_EXERCISE DETAILS_
Please output the data exactly, minus pictures.

_DATA_
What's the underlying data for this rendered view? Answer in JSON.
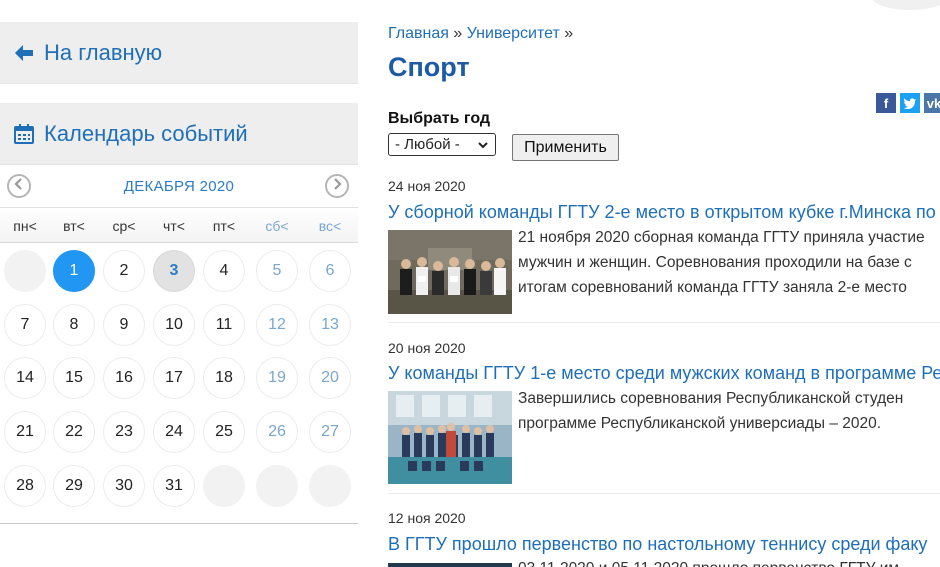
{
  "sidebar": {
    "home_label": "На главную",
    "calendar_label": "Календарь событий",
    "calendar": {
      "month_label": "ДЕКАБРЯ 2020",
      "weekdays": [
        {
          "label": "пн<",
          "weekend": false
        },
        {
          "label": "вт<",
          "weekend": false
        },
        {
          "label": "ср<",
          "weekend": false
        },
        {
          "label": "чт<",
          "weekend": false
        },
        {
          "label": "пт<",
          "weekend": false
        },
        {
          "label": "сб<",
          "weekend": true
        },
        {
          "label": "вс<",
          "weekend": true
        }
      ],
      "weeks": [
        [
          "",
          "1",
          "2",
          "3",
          "4",
          "5",
          "6"
        ],
        [
          "7",
          "8",
          "9",
          "10",
          "11",
          "12",
          "13"
        ],
        [
          "14",
          "15",
          "16",
          "17",
          "18",
          "19",
          "20"
        ],
        [
          "21",
          "22",
          "23",
          "24",
          "25",
          "26",
          "27"
        ],
        [
          "28",
          "29",
          "30",
          "31",
          "",
          "",
          ""
        ]
      ],
      "today": "1",
      "selected": "3"
    }
  },
  "breadcrumb": {
    "home": "Главная",
    "separator": "»",
    "university": "Университет",
    "trail_end": "»"
  },
  "page_title": "Спорт",
  "share": {
    "facebook": "f",
    "twitter": "t",
    "vk": "vk"
  },
  "filter": {
    "label": "Выбрать год",
    "selected_year": "- Любой -",
    "apply_label": "Применить"
  },
  "news": [
    {
      "date": "24 ноя 2020",
      "title": "У сборной команды ГГТУ 2-е место в открытом кубке г.Минска по",
      "text": "  21 ноября 2020 сборная команда ГГТУ приняла участие\nмужчин и женщин. Соревнования проходили на базе с\nитогам соревнований команда ГГТУ заняла 2-е место"
    },
    {
      "date": "20 ноя 2020",
      "title": "У команды ГГТУ 1-е место среди мужских команд в программе Ре",
      "text": "  Завершились соревнования Республиканской студен\nпрограмме Республиканской универсиады – 2020."
    },
    {
      "date": "12 ноя 2020",
      "title": "В ГГТУ прошло первенство по настольному теннису среди факу",
      "text": "03.11.2020 и 05.11.2020 прошло первенство ГГТУ им"
    }
  ],
  "colors": {
    "link": "#1e6fb8",
    "title": "#1e5aa5",
    "today": "#2196f3",
    "weekend": "#7aa6cf"
  }
}
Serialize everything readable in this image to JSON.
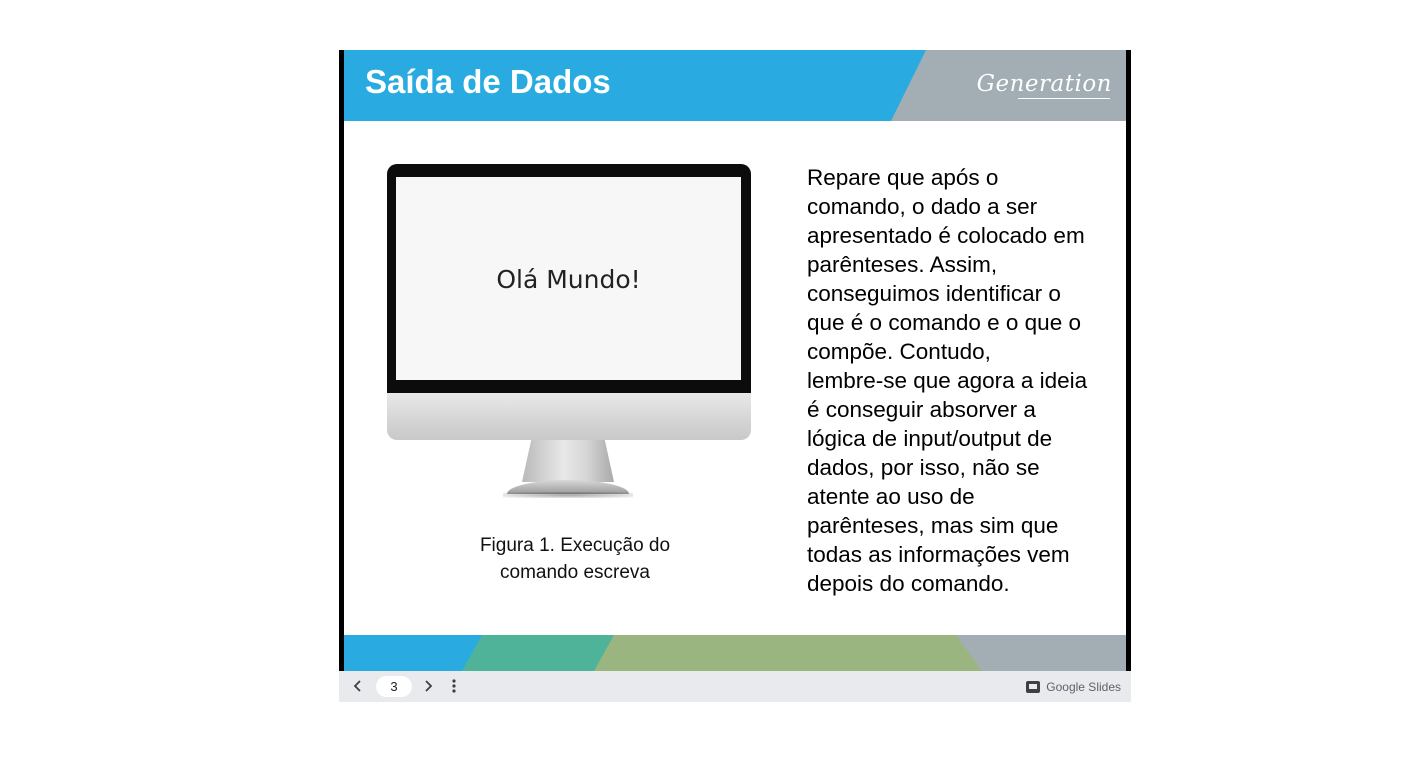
{
  "slide": {
    "title": "Saída de Dados",
    "logo_text": "Generation",
    "screen_text": "Olá Mundo!",
    "caption_line1": "Figura 1. Execução do",
    "caption_line2": "comando escreva",
    "body_text": "Repare que após o\ncomando, o dado a ser\napresentado é colocado em\nparênteses. Assim,\nconseguimos identificar o\nque é o comando e o que o\ncompõe. Contudo,\nlembre-se que agora a ideia\né conseguir absorver a\nlógica de input/output de\ndados, por isso, não se\natente ao uso de\nparênteses, mas sim que\ntodas as informações vem\ndepois do comando."
  },
  "toolbar": {
    "prev_icon": "chevron-left-icon",
    "page_number": "3",
    "next_icon": "chevron-right-icon",
    "more_icon": "more-vert-icon",
    "brand_label": "Google Slides",
    "brand_icon": "slides-icon"
  },
  "colors": {
    "header_blue": "#29abe2",
    "header_gray": "#a3adb4",
    "footer_teal": "#4fb39a",
    "footer_green": "#9bb581",
    "toolbar_bg": "#e8eaed"
  }
}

_ANSWER SPACE_
What's the underlying data for this rendered view? Answer in JSON.
{
  "sidebar": {
    "home_label": "На главную",
    "calendar_label": "Календарь событий",
    "calendar": {
      "month_label": "ДЕКАБРЯ 2020",
      "weekdays": [
        {
          "label": "пн<",
          "weekend": false
        },
        {
          "label": "вт<",
          "weekend": false
        },
        {
          "label": "ср<",
          "weekend": false
        },
        {
          "label": "чт<",
          "weekend": false
        },
        {
          "label": "пт<",
          "weekend": false
        },
        {
          "label": "сб<",
          "weekend": true
        },
        {
          "label": "вс<",
          "weekend": true
        }
      ],
      "weeks": [
        [
          "",
          "1",
          "2",
          "3",
          "4",
          "5",
          "6"
        ],
        [
          "7",
          "8",
          "9",
          "10",
          "11",
          "12",
          "13"
        ],
        [
          "14",
          "15",
          "16",
          "17",
          "18",
          "19",
          "20"
        ],
        [
          "21",
          "22",
          "23",
          "24",
          "25",
          "26",
          "27"
        ],
        [
          "28",
          "29",
          "30",
          "31",
          "",
          "",
          ""
        ]
      ],
      "today": "1",
      "selected": "3"
    }
  },
  "breadcrumb": {
    "home": "Главная",
    "separator": "»",
    "university": "Университет",
    "trail_end": "»"
  },
  "page_title": "Спорт",
  "share": {
    "facebook": "f",
    "twitter": "t",
    "vk": "vk"
  },
  "filter": {
    "label": "Выбрать год",
    "selected_year": "- Любой -",
    "apply_label": "Применить"
  },
  "news": [
    {
      "date": "24 ноя 2020",
      "title": "У сборной команды ГГТУ 2-е место в открытом кубке г.Минска по",
      "text": "  21 ноября 2020 сборная команда ГГТУ приняла участие\nмужчин и женщин. Соревнования проходили на базе с\nитогам соревнований команда ГГТУ заняла 2-е место"
    },
    {
      "date": "20 ноя 2020",
      "title": "У команды ГГТУ 1-е место среди мужских команд в программе Ре",
      "text": "  Завершились соревнования Республиканской студен\nпрограмме Республиканской универсиады – 2020."
    },
    {
      "date": "12 ноя 2020",
      "title": "В ГГТУ прошло первенство по настольному теннису среди факу",
      "text": "03.11.2020 и 05.11.2020 прошло первенство ГГТУ им"
    }
  ],
  "colors": {
    "link": "#1e6fb8",
    "title": "#1e5aa5",
    "today": "#2196f3",
    "weekend": "#7aa6cf"
  }
}
Serialize everything readable in this image to JSON.
{
  "slide": {
    "title": "Saída de Dados",
    "logo_text": "Generation",
    "screen_text": "Olá Mundo!",
    "caption_line1": "Figura 1. Execução do",
    "caption_line2": "comando escreva",
    "body_text": "Repare que após o\ncomando, o dado a ser\napresentado é colocado em\nparênteses. Assim,\nconseguimos identificar o\nque é o comando e o que o\ncompõe. Contudo,\nlembre-se que agora a ideia\né conseguir absorver a\nlógica de input/output de\ndados, por isso, não se\natente ao uso de\nparênteses, mas sim que\ntodas as informações vem\ndepois do comando."
  },
  "toolbar": {
    "prev_icon": "chevron-left-icon",
    "page_number": "3",
    "next_icon": "chevron-right-icon",
    "more_icon": "more-vert-icon",
    "brand_label": "Google Slides",
    "brand_icon": "slides-icon"
  },
  "colors": {
    "header_blue": "#29abe2",
    "header_gray": "#a3adb4",
    "footer_teal": "#4fb39a",
    "footer_green": "#9bb581",
    "toolbar_bg": "#e8eaed"
  }
}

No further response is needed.